We’re now in Year 5 of the CFP system, which gives us a decent sample size for how the committee thinks and how the field stands roughly two-thirds of the way through the season.

I combed through the initial CFP rankings from each of the four previous seasons and found the CFP committee’s predictive powers are better than you might think:


CFP Seed Initial CFP Ranking
1. Alabama No. 6
2. Oregon No. 5
3. Florida State No. 2
4. Ohio State No. 16


CFP Seed Initial CFP Ranking
1. Clemson No. 1
2. Alabama No. 4
3. Michigan State No. 7
4. Oklahoma No. 15


CFP Seed Initial CFP Ranking
1. Alabama No. 1
2. Clemson No. 2
3. Ohio State No. 6
4. Washington No. 5


CFP Seed Initial CFP Ranking
1. Clemson No. 4
2. Oklahoma No. 5
3. Georgia No. 1
4. Alabama No. 2

Sixteen teams have reached the promised land, and 14 of them were in the committee’s initial Top 7. All eight of the teams in the last two seasons were No. 6 or higher in the initial rankings. No one has ever been lower than No. 16 and climbed all the way up to the top four.

As a point of reference, here’s the Associated Press top 10 from Sunday:

1. Alabama
2. Clemson
3. Notre Dame
4. LSU
5. Michigan
6. Georgia
7. Oklahoma
8. Ohio State
9. UCF
10. Washington State

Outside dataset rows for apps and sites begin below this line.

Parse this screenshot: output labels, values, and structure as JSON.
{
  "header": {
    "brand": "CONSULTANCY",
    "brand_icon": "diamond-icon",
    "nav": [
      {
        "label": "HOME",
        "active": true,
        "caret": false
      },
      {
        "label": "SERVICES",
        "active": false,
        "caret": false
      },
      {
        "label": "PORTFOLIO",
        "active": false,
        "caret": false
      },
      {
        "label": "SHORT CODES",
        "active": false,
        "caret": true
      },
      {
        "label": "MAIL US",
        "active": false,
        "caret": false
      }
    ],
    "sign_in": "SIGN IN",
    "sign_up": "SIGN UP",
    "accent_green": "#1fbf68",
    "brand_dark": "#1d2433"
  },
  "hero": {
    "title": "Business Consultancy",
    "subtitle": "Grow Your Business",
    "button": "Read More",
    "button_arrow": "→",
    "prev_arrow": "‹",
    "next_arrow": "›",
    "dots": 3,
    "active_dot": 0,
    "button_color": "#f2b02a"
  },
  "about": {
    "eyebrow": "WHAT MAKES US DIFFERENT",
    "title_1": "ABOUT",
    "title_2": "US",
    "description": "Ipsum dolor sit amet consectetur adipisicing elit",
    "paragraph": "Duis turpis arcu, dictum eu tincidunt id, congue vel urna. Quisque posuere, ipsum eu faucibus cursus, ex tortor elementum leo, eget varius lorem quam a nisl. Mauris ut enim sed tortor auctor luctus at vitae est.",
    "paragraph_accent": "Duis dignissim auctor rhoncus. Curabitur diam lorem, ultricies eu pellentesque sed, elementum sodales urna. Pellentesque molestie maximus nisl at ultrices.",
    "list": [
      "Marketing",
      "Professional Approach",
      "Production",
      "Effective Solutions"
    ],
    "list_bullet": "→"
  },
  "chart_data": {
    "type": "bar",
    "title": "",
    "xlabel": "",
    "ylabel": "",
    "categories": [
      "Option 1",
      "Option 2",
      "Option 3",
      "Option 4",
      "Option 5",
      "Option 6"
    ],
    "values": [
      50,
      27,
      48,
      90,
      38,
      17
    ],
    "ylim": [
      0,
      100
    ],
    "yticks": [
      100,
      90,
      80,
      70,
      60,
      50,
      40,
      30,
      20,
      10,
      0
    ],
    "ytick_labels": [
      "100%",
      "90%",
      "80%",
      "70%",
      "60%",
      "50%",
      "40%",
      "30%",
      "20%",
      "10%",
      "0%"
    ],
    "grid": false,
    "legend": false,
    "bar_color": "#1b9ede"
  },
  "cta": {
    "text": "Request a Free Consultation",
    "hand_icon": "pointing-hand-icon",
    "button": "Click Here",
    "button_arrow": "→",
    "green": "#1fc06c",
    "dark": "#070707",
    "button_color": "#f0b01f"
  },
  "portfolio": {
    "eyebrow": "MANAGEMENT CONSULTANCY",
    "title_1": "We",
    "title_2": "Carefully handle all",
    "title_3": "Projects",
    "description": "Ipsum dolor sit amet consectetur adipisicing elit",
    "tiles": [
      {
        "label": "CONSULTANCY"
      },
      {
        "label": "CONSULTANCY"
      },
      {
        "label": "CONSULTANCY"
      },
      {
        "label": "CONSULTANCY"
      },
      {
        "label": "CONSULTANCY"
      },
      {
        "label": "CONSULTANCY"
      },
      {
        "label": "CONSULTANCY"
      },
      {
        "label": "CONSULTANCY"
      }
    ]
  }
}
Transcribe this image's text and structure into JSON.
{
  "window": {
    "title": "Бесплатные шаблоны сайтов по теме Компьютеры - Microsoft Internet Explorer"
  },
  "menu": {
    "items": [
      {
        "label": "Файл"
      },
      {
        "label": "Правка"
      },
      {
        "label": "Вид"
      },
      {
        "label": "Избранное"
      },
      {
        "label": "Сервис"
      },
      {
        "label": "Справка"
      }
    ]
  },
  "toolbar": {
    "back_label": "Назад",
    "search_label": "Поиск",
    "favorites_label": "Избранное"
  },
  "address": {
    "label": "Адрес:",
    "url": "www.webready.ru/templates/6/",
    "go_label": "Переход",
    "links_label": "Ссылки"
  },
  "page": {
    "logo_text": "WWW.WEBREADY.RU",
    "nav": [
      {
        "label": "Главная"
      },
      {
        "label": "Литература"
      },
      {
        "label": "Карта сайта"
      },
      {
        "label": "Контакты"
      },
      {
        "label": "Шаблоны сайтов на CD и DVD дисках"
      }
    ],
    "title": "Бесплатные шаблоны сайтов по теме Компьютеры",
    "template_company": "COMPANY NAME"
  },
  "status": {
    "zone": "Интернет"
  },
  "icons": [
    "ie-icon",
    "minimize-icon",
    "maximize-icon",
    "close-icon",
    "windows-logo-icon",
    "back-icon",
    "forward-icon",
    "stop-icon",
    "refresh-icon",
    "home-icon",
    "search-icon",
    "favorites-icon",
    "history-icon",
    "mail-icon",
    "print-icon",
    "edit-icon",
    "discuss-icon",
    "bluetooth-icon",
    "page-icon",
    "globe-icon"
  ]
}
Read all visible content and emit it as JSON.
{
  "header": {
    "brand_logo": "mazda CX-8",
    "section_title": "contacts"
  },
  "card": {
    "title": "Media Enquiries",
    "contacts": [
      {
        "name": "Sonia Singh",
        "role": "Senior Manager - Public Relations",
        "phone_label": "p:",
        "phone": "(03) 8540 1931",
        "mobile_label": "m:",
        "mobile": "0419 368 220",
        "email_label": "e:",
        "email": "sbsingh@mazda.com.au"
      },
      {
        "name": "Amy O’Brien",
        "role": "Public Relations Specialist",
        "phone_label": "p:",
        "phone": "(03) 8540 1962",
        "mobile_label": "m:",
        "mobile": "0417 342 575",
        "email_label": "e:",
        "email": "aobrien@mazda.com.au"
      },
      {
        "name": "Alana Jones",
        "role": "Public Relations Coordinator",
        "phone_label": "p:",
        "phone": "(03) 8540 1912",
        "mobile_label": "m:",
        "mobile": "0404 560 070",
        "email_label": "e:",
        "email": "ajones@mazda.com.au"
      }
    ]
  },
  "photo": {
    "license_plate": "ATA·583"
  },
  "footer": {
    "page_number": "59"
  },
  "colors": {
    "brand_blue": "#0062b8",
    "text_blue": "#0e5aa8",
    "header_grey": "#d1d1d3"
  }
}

There are still five weeks of football between now and Selection Sunday. That’s five opportunities for the CFP favorites to slip up, and five opportunities for a dark horse from the back of the pack to join the field.

But precedent says we’re probably safe to draw a red line in between No. 8 and No. 9 above and that the four names announced on Dec. 2 will be among those eight.

National columnist - Zach joined the staff in 2012...and has been attempting to improve Doug and Scott's writing ability ever since (to little avail). Outside of football season, you can find him watching the San Antonio Spurs reading Game of Thrones fan theories.